Key point 10-05. A church may be liable on the basis of negligent selection for a worker’s molestation of an adult if the church was negligent in the selection of the worker. Negligence means a failure to exercise reasonable care, and so negligent selection refers to a failure to exercise reasonable care in the selection of the worker. Liability based on negligent selection may be imposed upon a church for the acts of employees and volunteers.
In recent years, several churches have been sued as a result of sexual contact by clergy with adults. Most of these cases have involved sexual contact with church employees or with counselees. Nearly all of the cases have involved sexual contact between male clergy and adult female employees or counselees. The personal liability of ministers for engaging in such acts is addressed in a previous chapter.83 See §4-11, supra.This section will address the question of whether the minister’s employing church can be legally responsible for the minister’s acts on the basis of its negligent selection of the minister.
As noted earlier in this chapter, the term negligence refers to conduct that creates an unreasonable risk of foreseeable harm to others. It connotes carelessness, heedlessness, inattention, or inadvertence. Negligent selection of a minister means that the church failed to act responsibly and with due care in the selection of a minister who later engages in some form of foreseeable misconduct. To illustrate, assume that a church hires a minister without any background check, and fails to discover that the minister had been dismissed by another church because of committing adultery with two women.
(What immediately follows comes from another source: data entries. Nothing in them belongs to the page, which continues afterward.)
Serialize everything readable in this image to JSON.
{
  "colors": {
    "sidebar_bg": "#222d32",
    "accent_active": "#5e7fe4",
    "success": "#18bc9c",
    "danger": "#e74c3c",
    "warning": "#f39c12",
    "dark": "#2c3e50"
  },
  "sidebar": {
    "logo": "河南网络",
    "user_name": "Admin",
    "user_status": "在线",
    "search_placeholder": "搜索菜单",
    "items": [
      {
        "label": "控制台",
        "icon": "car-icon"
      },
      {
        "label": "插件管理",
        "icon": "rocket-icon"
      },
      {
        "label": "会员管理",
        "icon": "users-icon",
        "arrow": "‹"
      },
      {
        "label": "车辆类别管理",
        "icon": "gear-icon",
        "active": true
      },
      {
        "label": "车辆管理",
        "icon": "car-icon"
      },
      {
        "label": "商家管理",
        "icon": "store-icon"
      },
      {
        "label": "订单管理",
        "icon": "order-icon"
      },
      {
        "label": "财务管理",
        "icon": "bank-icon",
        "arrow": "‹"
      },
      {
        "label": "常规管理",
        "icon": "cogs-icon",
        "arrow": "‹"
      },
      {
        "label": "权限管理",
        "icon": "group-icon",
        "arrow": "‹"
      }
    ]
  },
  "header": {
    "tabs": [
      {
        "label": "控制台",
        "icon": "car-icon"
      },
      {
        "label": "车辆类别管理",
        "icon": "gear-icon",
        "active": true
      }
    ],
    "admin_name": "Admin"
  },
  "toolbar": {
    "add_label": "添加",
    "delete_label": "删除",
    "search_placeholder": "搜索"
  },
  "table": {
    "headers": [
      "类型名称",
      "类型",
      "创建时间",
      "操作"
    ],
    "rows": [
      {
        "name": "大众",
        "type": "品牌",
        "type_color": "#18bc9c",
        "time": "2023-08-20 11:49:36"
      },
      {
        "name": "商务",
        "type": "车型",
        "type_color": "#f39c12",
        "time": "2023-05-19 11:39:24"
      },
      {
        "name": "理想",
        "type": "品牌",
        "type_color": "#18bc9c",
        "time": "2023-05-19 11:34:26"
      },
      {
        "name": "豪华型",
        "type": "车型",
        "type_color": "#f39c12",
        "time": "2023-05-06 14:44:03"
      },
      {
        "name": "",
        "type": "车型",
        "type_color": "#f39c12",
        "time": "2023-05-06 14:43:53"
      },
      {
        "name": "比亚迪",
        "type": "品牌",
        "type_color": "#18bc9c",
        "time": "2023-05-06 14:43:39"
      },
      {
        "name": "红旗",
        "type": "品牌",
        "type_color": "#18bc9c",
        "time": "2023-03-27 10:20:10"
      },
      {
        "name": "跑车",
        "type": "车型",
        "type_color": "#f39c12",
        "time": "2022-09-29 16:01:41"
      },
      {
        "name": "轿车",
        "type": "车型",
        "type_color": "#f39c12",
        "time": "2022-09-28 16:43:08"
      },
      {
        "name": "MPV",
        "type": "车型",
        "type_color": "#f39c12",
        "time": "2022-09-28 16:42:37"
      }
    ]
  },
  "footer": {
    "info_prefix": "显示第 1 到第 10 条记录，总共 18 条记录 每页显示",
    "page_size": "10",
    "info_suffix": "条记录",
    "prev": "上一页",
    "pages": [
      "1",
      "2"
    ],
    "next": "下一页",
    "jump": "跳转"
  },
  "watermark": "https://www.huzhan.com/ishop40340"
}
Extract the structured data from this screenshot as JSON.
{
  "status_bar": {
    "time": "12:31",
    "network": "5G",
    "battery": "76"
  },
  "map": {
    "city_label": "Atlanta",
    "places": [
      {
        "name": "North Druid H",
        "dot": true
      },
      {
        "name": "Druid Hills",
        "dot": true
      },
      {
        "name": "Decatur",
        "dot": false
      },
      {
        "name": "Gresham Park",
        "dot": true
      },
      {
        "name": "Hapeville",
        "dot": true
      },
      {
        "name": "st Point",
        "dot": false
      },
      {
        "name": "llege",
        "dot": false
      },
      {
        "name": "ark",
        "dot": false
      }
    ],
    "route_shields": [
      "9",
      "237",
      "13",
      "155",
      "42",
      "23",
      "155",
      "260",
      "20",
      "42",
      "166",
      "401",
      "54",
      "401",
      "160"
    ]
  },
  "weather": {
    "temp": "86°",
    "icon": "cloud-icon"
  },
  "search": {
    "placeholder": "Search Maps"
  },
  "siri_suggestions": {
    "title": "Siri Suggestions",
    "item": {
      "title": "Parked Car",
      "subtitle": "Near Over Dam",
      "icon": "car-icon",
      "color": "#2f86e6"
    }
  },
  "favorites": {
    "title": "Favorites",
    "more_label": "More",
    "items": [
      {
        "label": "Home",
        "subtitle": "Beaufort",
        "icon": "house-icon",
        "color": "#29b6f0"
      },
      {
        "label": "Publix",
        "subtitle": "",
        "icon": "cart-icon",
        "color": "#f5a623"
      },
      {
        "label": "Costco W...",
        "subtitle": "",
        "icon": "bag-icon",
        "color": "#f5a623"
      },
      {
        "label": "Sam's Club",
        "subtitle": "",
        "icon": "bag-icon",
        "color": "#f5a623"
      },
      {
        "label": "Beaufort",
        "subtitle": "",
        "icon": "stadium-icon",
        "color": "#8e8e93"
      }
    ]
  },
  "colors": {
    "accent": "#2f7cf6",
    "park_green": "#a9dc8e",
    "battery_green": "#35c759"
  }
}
A year later, it is discovered that the minister has engaged in adultery with a married woman in the course of marital counseling. The woman sues the church, claiming that the minister’s conduct caused her emotional and psychological harm, and that her church is legally responsible for the minister’s acts on the basis of negligent selection. She insists that had church leaders contacted the other church they would have discovered the minister’s background and would not have hired him.
Church leaders can take relatively simple yet effective steps to significantly reduce the likelihood of such incidents occurring. This section will review some of the more significant reported court rulings, and then suggest a number of preventive measures that any church can implement in order to reduce the risk of such incidents.
Tip. No one understands or appreciates risk better than insurance companies. Risk evaluation is their business. As a result, it is very important to observe that a number of church insurance companies have reduced the insurance coverage they provide for sexual misconduct, and in some cases they have excluded it entirely. Some companies are suggesting that these incidents are excluded under the provision in most policies excluding damages based on intentional, criminal conduct (most acts of sexual molestation involve criminal activity). Church leaders should immediately review their church liability insurance policy to determine whether the church has any coverage for acts of sexual misconduct, and if so, whether such coverage has been limited in any way. If you fit within either category, the risk management recommendations in this chapter are of even greater relevance.
Key point. Be sure to review Table 10-1 and Table 10-2.